Many women who experience cesarean depression found that others, including family members and some of the hospital nurses, expected them to bounce right back immediately after surgery. And that didn't happen. No one expects a woman or man who has just had major abdominal surgery, like removal of a gall bladder, for instance, to start taking care of a newborn within days.
Stress on the marriage also contributes to cesarean depression. Many women find that their marriage was intensely troubled by the aftermath of the cesarean. Infants usually don't enhance marriages, and their emotional and physical demands are great. Women who have had cesareans are less able to handle the challenges an infant presents because they are physically weakened and may be emotionally distressed as well.
On the other hand, the women who are least likely to experience cesarean depression are those who:
-- Want above all a healthy baby, not a good birth experience.

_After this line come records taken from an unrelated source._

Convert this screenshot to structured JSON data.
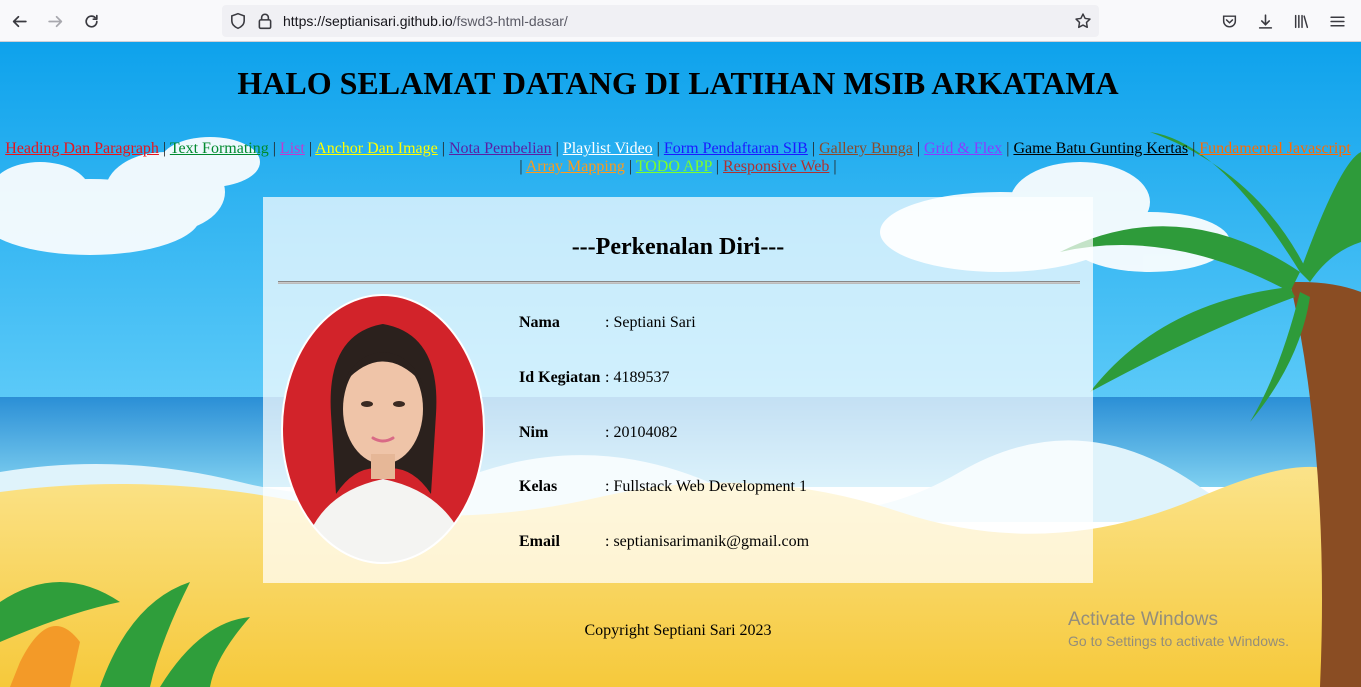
{
  "browser": {
    "url_host": "https://septianisari.github.io",
    "url_path": "/fswd3-html-dasar/"
  },
  "page": {
    "title": "HALO SELAMAT DATANG DI LATIHAN MSIB ARKATAMA",
    "nav": [
      {
        "label": "Heading Dan Paragraph",
        "color": "#e8141b"
      },
      {
        "label": "Text Formating",
        "color": "#008a2e"
      },
      {
        "label": "List",
        "color": "#c13bd0"
      },
      {
        "label": "Anchor Dan Image",
        "color": "#ffff00"
      },
      {
        "label": "Nota Pembelian",
        "color": "#5a1fa3"
      },
      {
        "label": "Playlist Video",
        "color": "#ffffff"
      },
      {
        "label": "Form Pendaftaran SIB",
        "color": "#1a1aff"
      },
      {
        "label": "Gallery Bunga",
        "color": "#8b4a2b"
      },
      {
        "label": "Grid & Flex",
        "color": "#8a3cff"
      },
      {
        "label": "Game Batu Gunting Kertas",
        "color": "#000000"
      },
      {
        "label": "Fundamental Javascript",
        "color": "#ff6a00"
      },
      {
        "label": "Array Mapping",
        "color": "#ff9a1a"
      },
      {
        "label": "TODO APP",
        "color": "#7cff2a"
      },
      {
        "label": "Responsive Web",
        "color": "#b03030"
      }
    ],
    "card": {
      "title": "---Perkenalan Diri---",
      "rows": [
        {
          "label": "Nama",
          "value": ": Septiani Sari"
        },
        {
          "label": "Id Kegiatan",
          "value": ": 4189537"
        },
        {
          "label": "Nim",
          "value": ": 20104082"
        },
        {
          "label": "Kelas",
          "value": ": Fullstack Web Development 1"
        },
        {
          "label": "Email",
          "value": ": septianisarimanik@gmail.com"
        }
      ]
    },
    "footer": "Copyright Septiani Sari 2023"
  },
  "watermark": {
    "line1": "Activate Windows",
    "line2": "Go to Settings to activate Windows."
  }
}
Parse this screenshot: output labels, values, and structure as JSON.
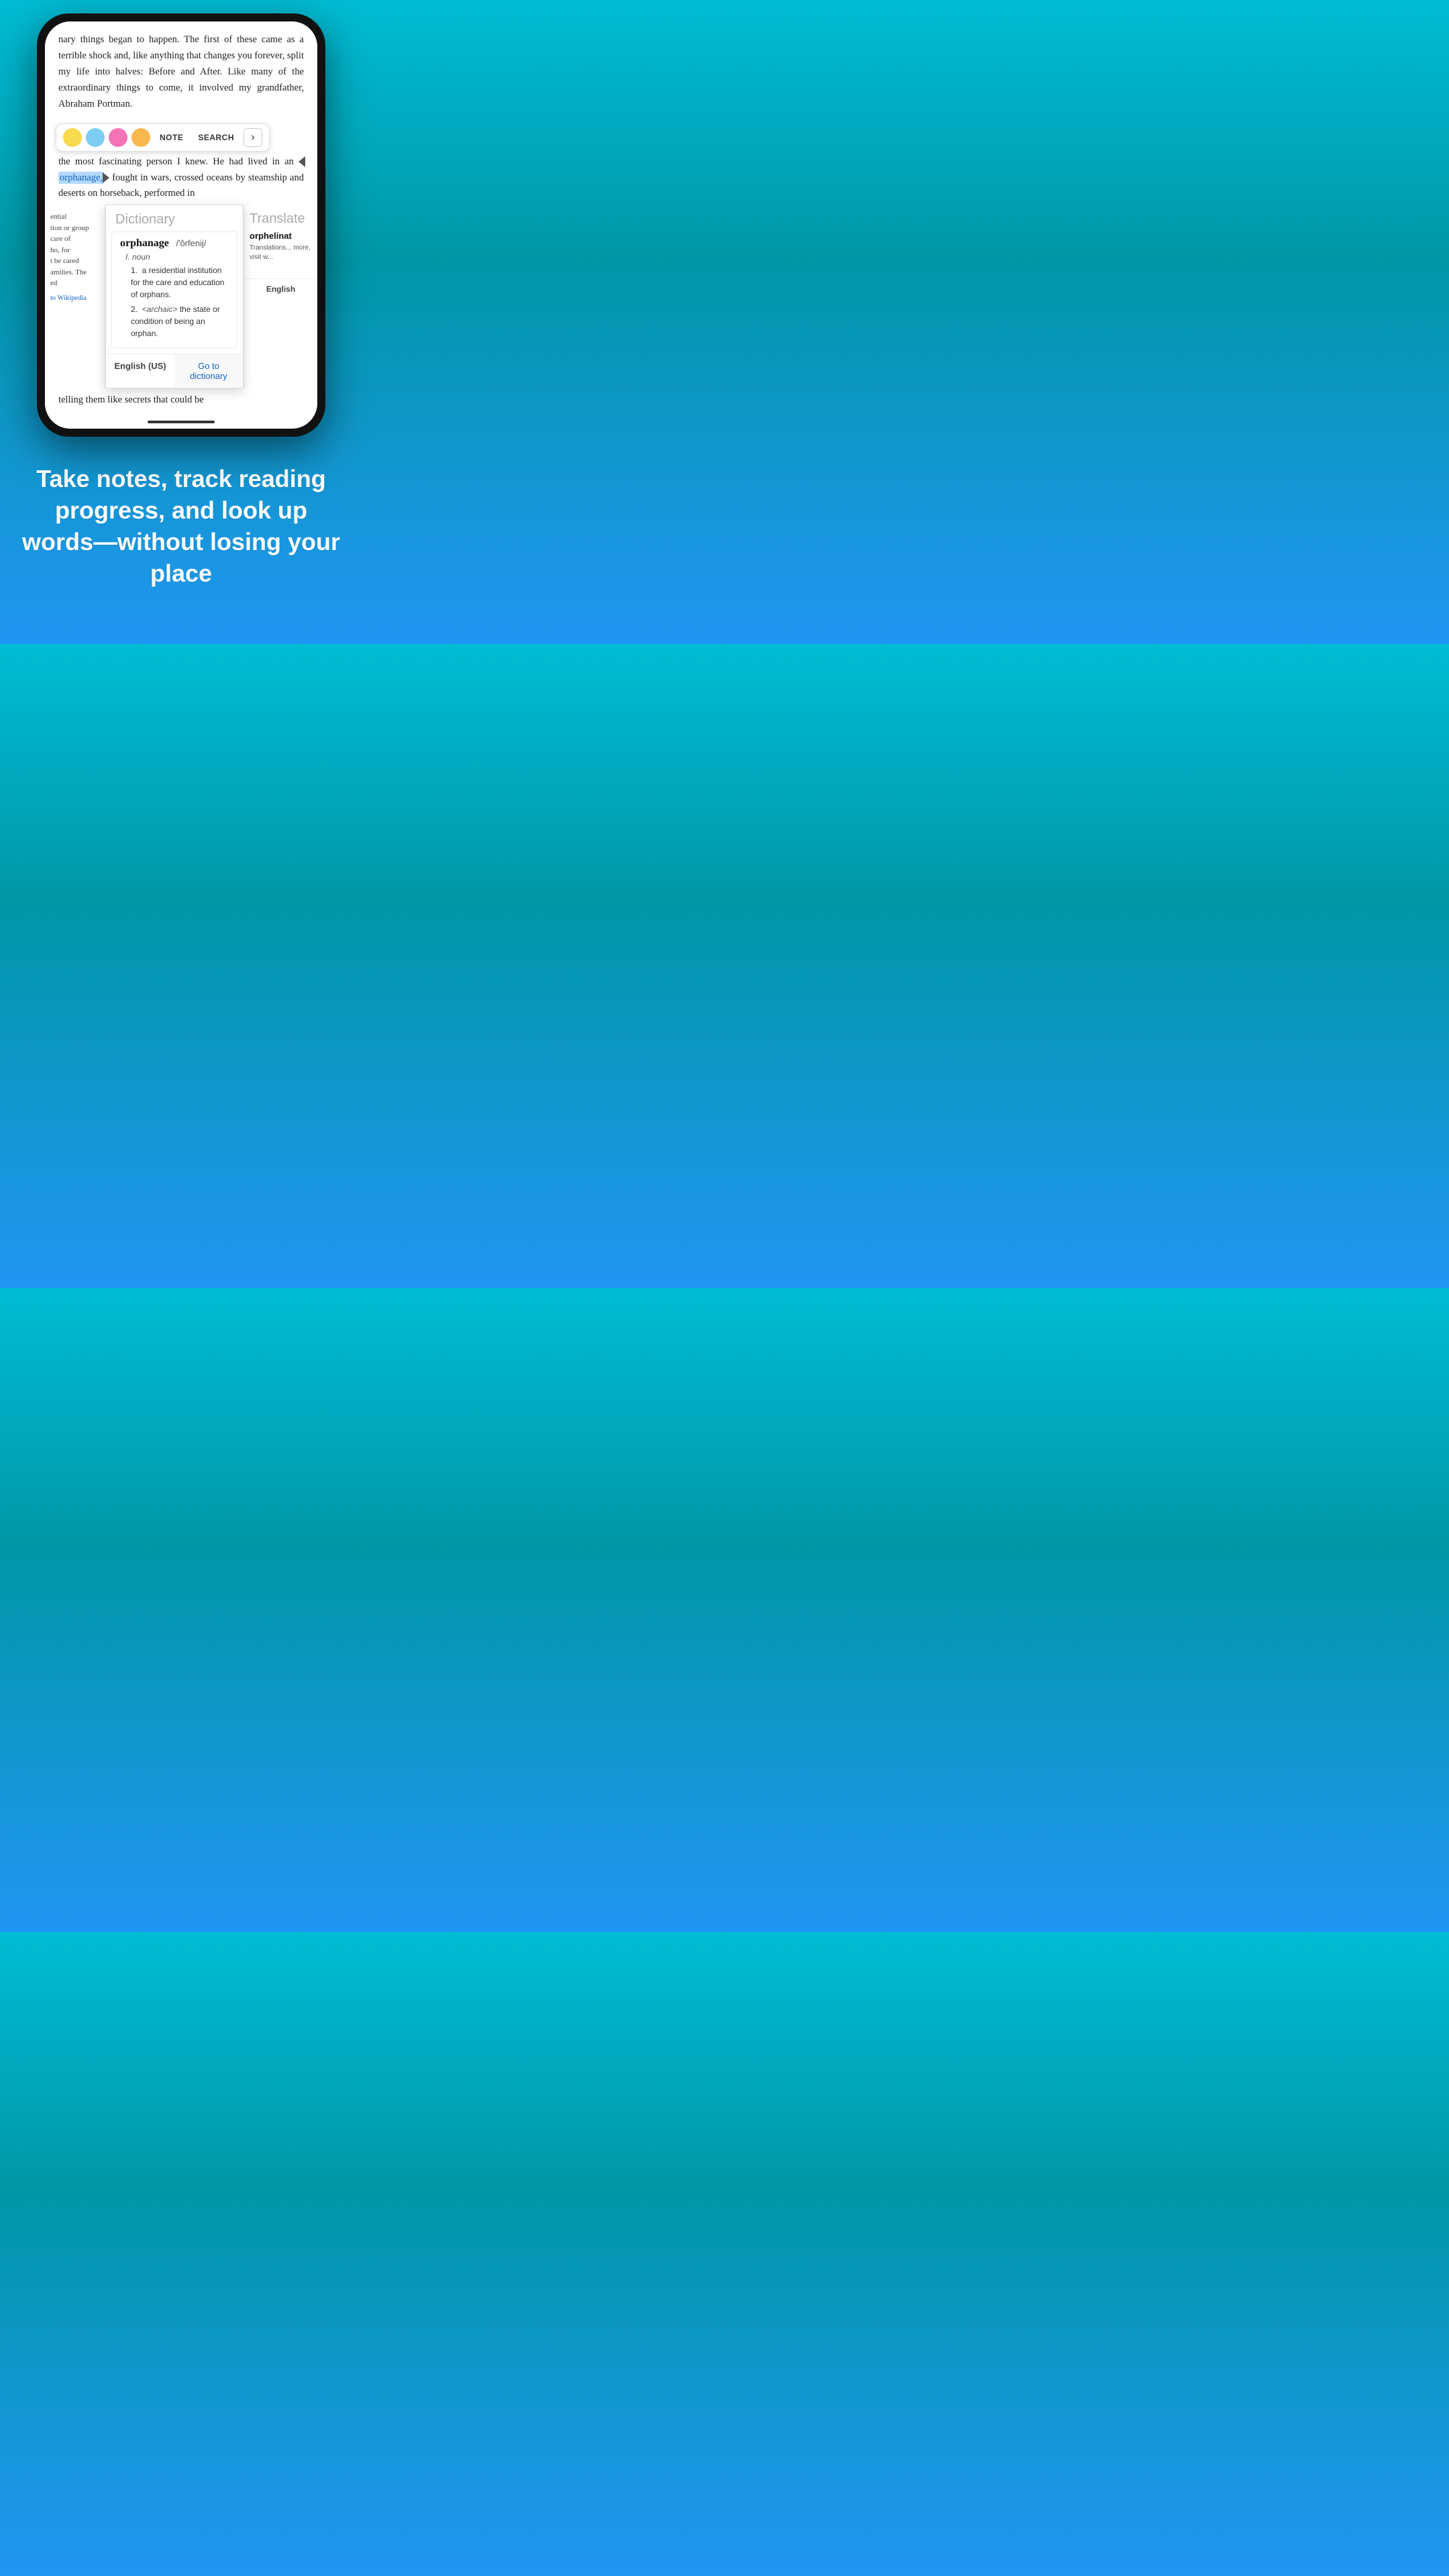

-- Trust their doctor's judgment and feel their cesarean was necessary.
-- Planned their cesarean, or knew from the beginning that it was a distinct possibility for medical reasons.
-- Are not believers in the "natural childbirth" style of birth, and welcome the pain relief of anesthesia.
-- May have had other major events in life not go according to plan either, and have learned to adapt.